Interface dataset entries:
________________________________________

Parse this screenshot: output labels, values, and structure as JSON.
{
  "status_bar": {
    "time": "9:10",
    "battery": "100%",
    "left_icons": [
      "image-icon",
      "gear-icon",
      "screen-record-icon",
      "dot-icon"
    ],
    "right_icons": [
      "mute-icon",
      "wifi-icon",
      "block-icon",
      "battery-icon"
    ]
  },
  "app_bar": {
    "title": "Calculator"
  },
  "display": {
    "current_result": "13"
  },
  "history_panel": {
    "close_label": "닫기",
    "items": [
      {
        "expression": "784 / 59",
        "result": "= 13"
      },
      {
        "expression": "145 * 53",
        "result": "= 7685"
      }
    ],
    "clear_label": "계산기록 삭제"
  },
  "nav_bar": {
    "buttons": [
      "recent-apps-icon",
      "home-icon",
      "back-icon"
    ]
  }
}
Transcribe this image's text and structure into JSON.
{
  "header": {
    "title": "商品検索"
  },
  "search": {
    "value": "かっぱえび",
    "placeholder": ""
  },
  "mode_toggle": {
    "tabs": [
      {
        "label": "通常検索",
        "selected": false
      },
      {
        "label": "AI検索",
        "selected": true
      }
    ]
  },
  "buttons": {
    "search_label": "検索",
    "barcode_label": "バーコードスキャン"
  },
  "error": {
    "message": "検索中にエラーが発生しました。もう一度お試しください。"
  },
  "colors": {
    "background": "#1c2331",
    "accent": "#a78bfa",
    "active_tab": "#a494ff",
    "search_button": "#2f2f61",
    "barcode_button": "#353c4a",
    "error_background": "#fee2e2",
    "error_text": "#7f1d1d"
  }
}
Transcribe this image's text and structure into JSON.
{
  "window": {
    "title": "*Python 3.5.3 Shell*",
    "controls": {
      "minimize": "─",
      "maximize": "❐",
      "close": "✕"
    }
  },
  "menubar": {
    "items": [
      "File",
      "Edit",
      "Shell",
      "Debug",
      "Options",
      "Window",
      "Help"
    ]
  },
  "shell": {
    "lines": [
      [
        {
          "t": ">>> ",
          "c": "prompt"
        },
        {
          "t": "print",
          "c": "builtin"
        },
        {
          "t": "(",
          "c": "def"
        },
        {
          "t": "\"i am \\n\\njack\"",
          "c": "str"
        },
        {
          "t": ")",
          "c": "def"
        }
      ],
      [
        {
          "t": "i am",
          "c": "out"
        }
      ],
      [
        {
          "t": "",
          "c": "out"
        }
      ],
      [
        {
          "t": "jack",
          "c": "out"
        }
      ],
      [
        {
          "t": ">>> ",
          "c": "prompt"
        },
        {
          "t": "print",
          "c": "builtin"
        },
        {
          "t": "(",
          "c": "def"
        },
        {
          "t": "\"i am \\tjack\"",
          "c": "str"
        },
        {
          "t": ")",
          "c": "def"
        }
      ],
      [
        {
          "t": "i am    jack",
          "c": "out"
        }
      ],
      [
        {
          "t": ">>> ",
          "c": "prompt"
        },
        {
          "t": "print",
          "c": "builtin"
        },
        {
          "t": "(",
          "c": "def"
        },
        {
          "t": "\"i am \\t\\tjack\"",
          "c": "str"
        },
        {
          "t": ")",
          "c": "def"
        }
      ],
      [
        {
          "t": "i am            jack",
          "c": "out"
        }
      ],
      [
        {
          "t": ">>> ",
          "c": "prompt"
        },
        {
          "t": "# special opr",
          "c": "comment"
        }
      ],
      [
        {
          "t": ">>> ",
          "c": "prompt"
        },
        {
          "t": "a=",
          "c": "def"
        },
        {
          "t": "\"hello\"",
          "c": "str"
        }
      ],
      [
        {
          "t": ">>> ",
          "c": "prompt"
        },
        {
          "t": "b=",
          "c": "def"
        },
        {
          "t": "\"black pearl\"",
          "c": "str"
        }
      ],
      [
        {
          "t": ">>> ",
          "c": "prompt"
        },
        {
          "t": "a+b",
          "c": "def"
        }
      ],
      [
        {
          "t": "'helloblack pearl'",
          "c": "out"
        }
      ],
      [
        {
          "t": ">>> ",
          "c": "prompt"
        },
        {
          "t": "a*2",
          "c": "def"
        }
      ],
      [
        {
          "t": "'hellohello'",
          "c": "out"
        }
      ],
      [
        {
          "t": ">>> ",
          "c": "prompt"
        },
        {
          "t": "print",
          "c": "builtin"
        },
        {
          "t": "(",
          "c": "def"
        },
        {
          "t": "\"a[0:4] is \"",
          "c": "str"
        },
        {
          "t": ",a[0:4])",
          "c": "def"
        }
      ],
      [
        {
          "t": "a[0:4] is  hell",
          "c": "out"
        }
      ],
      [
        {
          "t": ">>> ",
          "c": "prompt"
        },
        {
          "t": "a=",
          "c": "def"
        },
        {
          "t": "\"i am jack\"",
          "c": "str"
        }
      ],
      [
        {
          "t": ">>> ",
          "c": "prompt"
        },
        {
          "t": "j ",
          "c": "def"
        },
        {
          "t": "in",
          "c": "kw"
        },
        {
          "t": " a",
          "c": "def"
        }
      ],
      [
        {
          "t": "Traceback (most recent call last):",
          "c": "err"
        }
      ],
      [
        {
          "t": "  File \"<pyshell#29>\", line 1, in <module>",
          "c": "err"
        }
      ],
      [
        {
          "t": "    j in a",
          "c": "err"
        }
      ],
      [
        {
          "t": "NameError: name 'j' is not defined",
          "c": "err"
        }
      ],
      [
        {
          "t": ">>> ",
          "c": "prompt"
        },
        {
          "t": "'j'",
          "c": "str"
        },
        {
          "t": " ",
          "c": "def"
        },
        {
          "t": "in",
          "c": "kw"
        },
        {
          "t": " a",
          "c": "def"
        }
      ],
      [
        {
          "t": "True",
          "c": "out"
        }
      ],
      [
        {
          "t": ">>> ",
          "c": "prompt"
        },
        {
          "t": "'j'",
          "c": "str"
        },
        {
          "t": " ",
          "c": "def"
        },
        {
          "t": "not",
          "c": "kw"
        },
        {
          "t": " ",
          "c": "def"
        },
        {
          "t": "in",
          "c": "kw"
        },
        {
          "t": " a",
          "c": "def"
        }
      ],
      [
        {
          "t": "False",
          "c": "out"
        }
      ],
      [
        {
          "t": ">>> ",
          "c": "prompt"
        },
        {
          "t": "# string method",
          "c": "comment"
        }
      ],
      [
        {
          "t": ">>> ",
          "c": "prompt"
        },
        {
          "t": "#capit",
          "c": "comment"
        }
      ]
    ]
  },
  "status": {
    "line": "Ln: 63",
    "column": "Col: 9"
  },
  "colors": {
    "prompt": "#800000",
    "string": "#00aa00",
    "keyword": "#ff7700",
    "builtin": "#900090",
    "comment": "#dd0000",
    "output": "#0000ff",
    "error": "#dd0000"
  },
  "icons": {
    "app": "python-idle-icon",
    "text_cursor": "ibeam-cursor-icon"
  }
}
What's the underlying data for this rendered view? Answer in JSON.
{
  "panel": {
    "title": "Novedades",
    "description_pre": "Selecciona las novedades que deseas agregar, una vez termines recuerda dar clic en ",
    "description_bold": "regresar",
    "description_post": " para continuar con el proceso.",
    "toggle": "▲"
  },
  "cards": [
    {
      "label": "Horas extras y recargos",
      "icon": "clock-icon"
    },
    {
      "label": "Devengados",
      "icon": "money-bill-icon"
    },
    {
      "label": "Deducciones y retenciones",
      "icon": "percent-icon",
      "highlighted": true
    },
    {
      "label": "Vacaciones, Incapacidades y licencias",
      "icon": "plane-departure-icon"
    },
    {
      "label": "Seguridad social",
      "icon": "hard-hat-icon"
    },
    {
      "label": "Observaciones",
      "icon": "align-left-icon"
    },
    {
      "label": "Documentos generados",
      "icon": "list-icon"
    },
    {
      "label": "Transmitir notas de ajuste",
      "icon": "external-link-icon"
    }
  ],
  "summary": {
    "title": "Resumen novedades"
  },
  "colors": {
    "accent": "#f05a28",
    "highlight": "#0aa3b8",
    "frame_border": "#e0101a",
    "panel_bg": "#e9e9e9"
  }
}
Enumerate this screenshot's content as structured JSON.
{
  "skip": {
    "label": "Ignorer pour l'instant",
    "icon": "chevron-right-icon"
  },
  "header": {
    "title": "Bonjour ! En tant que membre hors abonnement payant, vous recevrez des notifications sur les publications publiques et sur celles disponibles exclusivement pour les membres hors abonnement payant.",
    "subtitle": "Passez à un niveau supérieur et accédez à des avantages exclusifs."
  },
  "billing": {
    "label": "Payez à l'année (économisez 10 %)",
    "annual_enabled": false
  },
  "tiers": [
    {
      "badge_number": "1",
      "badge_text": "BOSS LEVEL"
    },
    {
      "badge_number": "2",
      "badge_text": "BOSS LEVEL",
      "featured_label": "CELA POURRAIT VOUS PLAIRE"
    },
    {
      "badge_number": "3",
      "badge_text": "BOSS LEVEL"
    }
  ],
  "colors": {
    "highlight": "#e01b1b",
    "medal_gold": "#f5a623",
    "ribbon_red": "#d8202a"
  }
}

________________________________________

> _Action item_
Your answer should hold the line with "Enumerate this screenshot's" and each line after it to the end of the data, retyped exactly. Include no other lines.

> _Task result_
Enumerate this screenshot's content as structured JSON.
{
  "skip": {
    "label": "Ignorer pour l'instant",
    "icon": "chevron-right-icon"
  },
  "header": {
    "title": "Bonjour ! En tant que membre hors abonnement payant, vous recevrez des notifications sur les publications publiques et sur celles disponibles exclusivement pour les membres hors abonnement payant.",
    "subtitle": "Passez à un niveau supérieur et accédez à des avantages exclusifs."
  },
  "billing": {
    "label": "Payez à l'année (économisez 10 %)",
    "annual_enabled": false
  },
  "tiers": [
    {
      "badge_number": "1",
      "badge_text": "BOSS LEVEL"
    },
    {
      "badge_number": "2",
      "badge_text": "BOSS LEVEL",
      "featured_label": "CELA POURRAIT VOUS PLAIRE"
    },
    {
      "badge_number": "3",
      "badge_text": "BOSS LEVEL"
    }
  ],
  "colors": {
    "highlight": "#e01b1b",
    "medal_gold": "#f5a623",
    "ribbon_red": "#d8202a"
  }
}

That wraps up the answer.